“I’m proud that the Justice Department is continuing to act as a responsible partner with tribal governments in this landmark effort,” Deputy Attorney General Sally Q. Yates said in a statement on the program’s expansion, “which strengthens both sovereignty and safety for American Indian and Alaska Native people.”

But when criminal records are not shared, it’s not only tribes that are put at risk. Past convictions and current warrants are critical when officials are deciding whether or not to release someone on bond, and a criminal history can influence offenders’ ability to purchase guns, sentencing, and police interactions. “Those information gaps are critical both in the state and also on the tribe, so that lack of flow of information that wasn’t occurring creates dangerous situations,” Urbina says. “It creates lawless areas within the state essentially.”

On the reservation, the Pascua Yaqui are still working out the internal processes for the program — who will have access and how misuse of the information will be prevented and punished. Urbina claims the program has already benefited the tribe, even if they don’t have the numbers yet to prove it. “Because that system wasn’t in place, we were seeing … I don’t want to call it spikes in crime, but you would definitely see higher crime rates on reservations,” he says. “With the system in place, it’s my contention that you’re going to see a deterrent effect.”
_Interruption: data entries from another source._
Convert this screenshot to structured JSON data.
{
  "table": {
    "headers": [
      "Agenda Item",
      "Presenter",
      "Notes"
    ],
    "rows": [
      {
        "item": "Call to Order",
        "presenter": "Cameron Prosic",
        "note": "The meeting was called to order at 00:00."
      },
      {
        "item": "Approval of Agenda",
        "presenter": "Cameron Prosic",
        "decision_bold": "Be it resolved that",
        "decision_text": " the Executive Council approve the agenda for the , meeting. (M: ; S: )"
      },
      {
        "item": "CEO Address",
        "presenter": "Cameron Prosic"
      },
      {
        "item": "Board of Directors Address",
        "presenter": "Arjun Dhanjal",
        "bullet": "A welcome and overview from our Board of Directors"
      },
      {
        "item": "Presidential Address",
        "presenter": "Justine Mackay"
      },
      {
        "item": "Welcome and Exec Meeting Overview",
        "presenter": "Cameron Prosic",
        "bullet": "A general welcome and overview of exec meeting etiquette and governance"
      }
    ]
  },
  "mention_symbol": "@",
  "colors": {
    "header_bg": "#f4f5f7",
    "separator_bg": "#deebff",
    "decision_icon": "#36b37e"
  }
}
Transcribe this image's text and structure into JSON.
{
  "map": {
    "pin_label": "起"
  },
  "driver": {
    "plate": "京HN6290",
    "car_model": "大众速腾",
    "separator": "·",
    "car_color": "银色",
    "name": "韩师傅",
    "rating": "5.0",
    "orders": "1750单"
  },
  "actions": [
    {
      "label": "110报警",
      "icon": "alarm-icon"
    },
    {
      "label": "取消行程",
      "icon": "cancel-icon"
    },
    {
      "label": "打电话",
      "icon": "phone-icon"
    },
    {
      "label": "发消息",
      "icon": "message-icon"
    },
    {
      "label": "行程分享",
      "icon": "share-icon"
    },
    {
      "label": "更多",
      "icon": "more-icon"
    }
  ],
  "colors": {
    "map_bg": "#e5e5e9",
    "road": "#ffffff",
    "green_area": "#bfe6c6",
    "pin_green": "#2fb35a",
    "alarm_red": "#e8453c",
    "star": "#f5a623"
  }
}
Arizona’s Pascua Yaqui, the Cherokee Nation of Oklahoma, and the Tulalip Tribes of Washington were among the first tribes to gain access to the program. This year, the Standing Rock Sioux Tribe of North and South Dakota, the Tohono O’odham Nation of Arizona, and Navajo Nation in Arizona, New Mexico, and Utah are among the 11 tribes that will join them. But the rest of the nation’s 567 federally recognized tribes are still left with limited or no access to federal crime data.*

*Update — December 22, 2016: This post has been updated to better reflect the number of federally recognized tribes.